17th December 2014

A bunch of innovations are taking place in the world of solar power, writes Zachary Davies Boren - and one or more of them could just propel the technology from providing just 1% of the world's electricity, to dominating the world's energy supply. Provided they work ... more...
Digital Green records a discussion on best agronomic practice with an Ethiopian farmer for dissemination among his peers. Photo: Digital Green.

New technologies can help poor farmers - just not the ones you're thinking of

Tony Juniper

18th November 2014

Modern technology has a lot to offer small farmers in poor countries, writes Tony Juniper - just not the GMOs and pesticides that are widely touted. But how about film, digital communications and smart phones? These new media can empower farmers and allow them to share knowledge and experience of how to produce more, from less. more...
We have the technology - but which? IPCC chairman Rajendra Pachauri. Photo: IPCC Photo / David Plas, via Flickr, © Belspo / Nevens.
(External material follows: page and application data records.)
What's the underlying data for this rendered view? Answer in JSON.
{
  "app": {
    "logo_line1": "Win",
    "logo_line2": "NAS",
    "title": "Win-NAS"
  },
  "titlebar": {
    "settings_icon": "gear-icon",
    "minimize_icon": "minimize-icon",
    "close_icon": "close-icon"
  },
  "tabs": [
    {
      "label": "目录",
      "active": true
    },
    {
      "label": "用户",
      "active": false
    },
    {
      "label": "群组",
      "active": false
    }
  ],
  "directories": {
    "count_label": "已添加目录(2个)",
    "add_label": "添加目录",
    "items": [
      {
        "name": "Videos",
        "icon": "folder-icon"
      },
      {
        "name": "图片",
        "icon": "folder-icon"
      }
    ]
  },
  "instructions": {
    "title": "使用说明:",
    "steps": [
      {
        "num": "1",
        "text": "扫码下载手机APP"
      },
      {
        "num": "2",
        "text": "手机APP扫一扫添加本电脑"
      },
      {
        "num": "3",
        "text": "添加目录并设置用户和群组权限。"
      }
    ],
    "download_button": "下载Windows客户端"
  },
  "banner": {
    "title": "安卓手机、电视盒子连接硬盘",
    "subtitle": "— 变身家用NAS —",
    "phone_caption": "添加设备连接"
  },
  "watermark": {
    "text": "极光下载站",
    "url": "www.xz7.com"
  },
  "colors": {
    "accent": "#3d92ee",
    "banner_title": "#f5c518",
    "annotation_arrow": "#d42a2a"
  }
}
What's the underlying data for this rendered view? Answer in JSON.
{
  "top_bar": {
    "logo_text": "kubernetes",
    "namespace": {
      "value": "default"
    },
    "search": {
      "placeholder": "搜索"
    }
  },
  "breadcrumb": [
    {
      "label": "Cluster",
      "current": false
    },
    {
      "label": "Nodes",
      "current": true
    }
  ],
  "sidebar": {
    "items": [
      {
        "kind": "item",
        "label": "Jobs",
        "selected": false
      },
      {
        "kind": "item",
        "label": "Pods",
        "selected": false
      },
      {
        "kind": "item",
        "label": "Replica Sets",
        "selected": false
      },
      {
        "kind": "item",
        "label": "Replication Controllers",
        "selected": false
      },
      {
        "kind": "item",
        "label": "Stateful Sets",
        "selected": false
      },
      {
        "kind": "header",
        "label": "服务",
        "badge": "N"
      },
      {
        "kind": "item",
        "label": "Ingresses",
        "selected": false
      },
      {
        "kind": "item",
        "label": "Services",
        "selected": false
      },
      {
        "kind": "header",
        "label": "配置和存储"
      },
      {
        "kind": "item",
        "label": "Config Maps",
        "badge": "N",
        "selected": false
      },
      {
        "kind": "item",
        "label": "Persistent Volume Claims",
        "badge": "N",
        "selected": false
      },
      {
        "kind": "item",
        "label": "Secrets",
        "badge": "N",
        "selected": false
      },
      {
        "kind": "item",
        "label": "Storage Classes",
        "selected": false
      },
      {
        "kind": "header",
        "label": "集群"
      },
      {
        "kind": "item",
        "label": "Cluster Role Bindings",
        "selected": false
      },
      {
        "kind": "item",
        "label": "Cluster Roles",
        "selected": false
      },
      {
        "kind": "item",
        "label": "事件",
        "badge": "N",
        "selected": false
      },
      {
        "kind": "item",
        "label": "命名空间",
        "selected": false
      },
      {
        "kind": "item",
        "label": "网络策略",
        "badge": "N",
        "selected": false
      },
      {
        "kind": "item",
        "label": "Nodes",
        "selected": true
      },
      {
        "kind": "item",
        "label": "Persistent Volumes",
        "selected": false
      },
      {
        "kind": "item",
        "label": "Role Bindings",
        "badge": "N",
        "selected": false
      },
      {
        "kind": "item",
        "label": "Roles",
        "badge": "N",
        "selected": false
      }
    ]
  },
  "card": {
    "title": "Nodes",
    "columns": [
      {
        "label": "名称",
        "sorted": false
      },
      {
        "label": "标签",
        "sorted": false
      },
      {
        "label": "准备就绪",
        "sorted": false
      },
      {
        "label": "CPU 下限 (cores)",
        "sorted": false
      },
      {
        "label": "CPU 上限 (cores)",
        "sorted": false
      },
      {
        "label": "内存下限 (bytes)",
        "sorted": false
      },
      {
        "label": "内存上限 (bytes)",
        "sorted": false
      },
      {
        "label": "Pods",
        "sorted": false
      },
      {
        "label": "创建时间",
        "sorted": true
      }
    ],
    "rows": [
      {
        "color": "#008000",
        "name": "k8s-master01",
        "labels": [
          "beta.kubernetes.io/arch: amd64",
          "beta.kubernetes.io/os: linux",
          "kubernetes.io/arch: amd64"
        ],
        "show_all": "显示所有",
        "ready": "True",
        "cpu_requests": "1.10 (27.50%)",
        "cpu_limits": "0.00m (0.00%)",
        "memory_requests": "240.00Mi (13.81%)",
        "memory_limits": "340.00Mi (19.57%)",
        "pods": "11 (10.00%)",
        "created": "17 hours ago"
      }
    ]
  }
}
IPCC: rapid emissions cuts vital to stop worst impacts of climate change

Damian Carrington / The Guardian

3rd November 2014

The IPCC's most important ever assessment of global warming warns that the world must cut its carbon emissions must be cut sharply and soon, writes Damian Carrington - and the cost is affordable. But in fact, emissions are rising at record levels, and the IPCC's strong support for unproven-at-scale CCS technology will leave many mystified. more...
Hurricane Sandy brought this blackout to Lower Manhattan in October 2012. Unless Britain's nuclear power stations perform implausibly well this winter, we could well be sharing the experience. Photo: Reeve Jolliffe via Flickr.

UK faces serious winter blackout risk - National Grid's rosy nuclear forecast fails reality test

Chris Goodall

31st October 2014

The National Grid's forecast for UK power supply this winter relies on overstating the availability of increasingly unreliable nuclear power stations, writes Chris Goodall. Realistic estimates of nuclear, gas and coal power station availability shrink the 'safety margin' to zero. more...
An artist's impression of the Searaser at work. Photo: DWE Ltd.

New wave generator brightens ocean power prospects

The Ecologist

27th October 2014

A new wave power generator has moved closer to reality after successful testing in simulated marine conditions. An array of the 1.5MW 'Searaser' devices could be deployed on Britain's coast within a few years. more...
Hinkley C is 'unconstructable', says a distinguished nuclear engineer - 'like building a cathedral within a cathedral'. Artist's impression of the completed nuclear power station by EDF.

'Unconstructable' Hinkley C could end UK's nuclear dream

Chris Goodall

30th October 2014

Opponents of nuclear power hold up the planned Hinkley C as an examplar of waste and idiocy that could cost the UK over £30 billion in subsidies. Chris Goodall agrees - and fears that an impending fiasco with the 'unconstructable' and commercially disastrous EPR design may kill off the UK's nuclear aspirations for a generation. more...
Researcher Mike Murphy holding laminaria saccharina sugar kelp algae, SE Alaska. Photo: David Csepp, NOAA / NMFS / AKFSC / Auke Bay Lab via NOAA Photo Library on Flickr (CC BY 2.0).

Seaweed problem could provide biofuel solution

Paul Brown

14th March 2015

Biofuels are controversial because they are often produced from food crops or grown on farmland, writes Paul Brown, creating extra pressure on land and forests. But a common algae found in abundance around coastlines and clogging up beaches may be the answer.
more...
The answer to Earth's energy needs is floating in the skies above. Photo: Conceptual Image Lab, NASA's Goddard Space Flight Center. Earth photo courtesy of NASA/ISS Expedition 13 crew.

The Burning Answer to our energy needs

Jonathon Porritt

29th October 2014

Keith Barnham's new book reveals the giddying and glorious plethora of the solar technologies that lie at the heart of the all-renewable energy system that awaits us, writes Jonathan Porritt - making it 'one of the most exciting and genuinely hopeful books' that I've read in a long time'. more...

ECOLOGIST COOKIES

Using this website means you agree to us using simple cookies.

More information here...

 

FOLLOW
THE ECOLOGIST